Insulin

SPEED OF ACTION/TYPE
INSULIN NAME BRAND/GENERIC
TIMING OF DOSE
Rapid-Acting
Starts working quickly and is effective for a short period of time.
(CLEAR)
Novolog (Aspart)
Humalog (Lispro)
Apidra (Glulisine)
Take 5-10 minutes before meal.
Short or Fast-Acting
Starts working relatively quickly and is effective for a fairly short period of time.
(CLEAR)
Novolin R (Regular human insulin)
Humulin R (Regular Humulin insulin)
Take 30 minutes before meal.
Intermediate-Acting
Starts working a little later but lasts a little bit longer.
(CLOUDY)
Novolin N (NPH human insulin)
Humalin N (NPH human insulin)
Take once or twice daily AM and/or PM
Long-Acting
Starts very slowly and lasts a long time – nearly without a peak
(CLEAR)
Lantus (Glargine)
Levemir (Detemir)
Usually taken once daily or twice if needed.

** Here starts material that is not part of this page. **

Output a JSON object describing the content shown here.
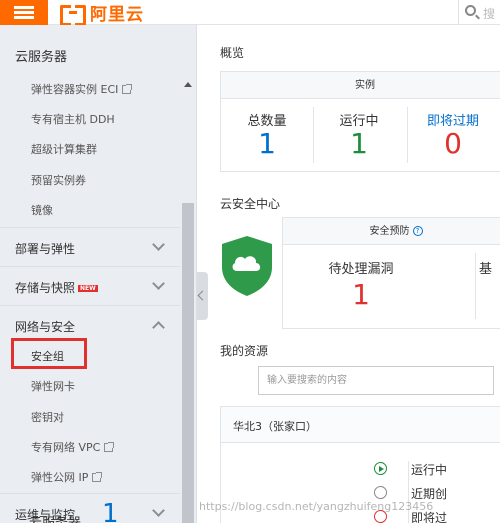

Pre-mixed Insulin – Combinations of the above types:

Rapid-Acting Mix
(CLOUDY)
Novolog Mix 70/30
Humalog Mix 75/25
Humalog Mix 50/50
All are a mix of rapid-acting and intermediate-acting insulin.
Take 5-10 minutes before meal.
Short or Fast-Acting Mix (CLOUDY) Novolin 70/30
Humulin 70/30
All are a mix of short-acting and intermediate-acting insulin.
Take 30 minutes before meal.

Marci Sloane, MS, RD, LD/N, CDE, is a registered and licensed dietitian/nutritionist and certified diabetes educator with a degree in Nutrition and Physiology from Teachers College at Columbia University. Marci is the author of The Diet Game: Playing for Life! More about Marci Sloane

The goal of Destination Diabetes is to be a useful and credible resource for the more than 20 million children and adults who have diabetes in the U.S. and their families. Destination Diabetes provides information on a wide range of diabetes health and wellness topics. Articles are written or reviewed by diabetes advisors who have experience in diabetes education.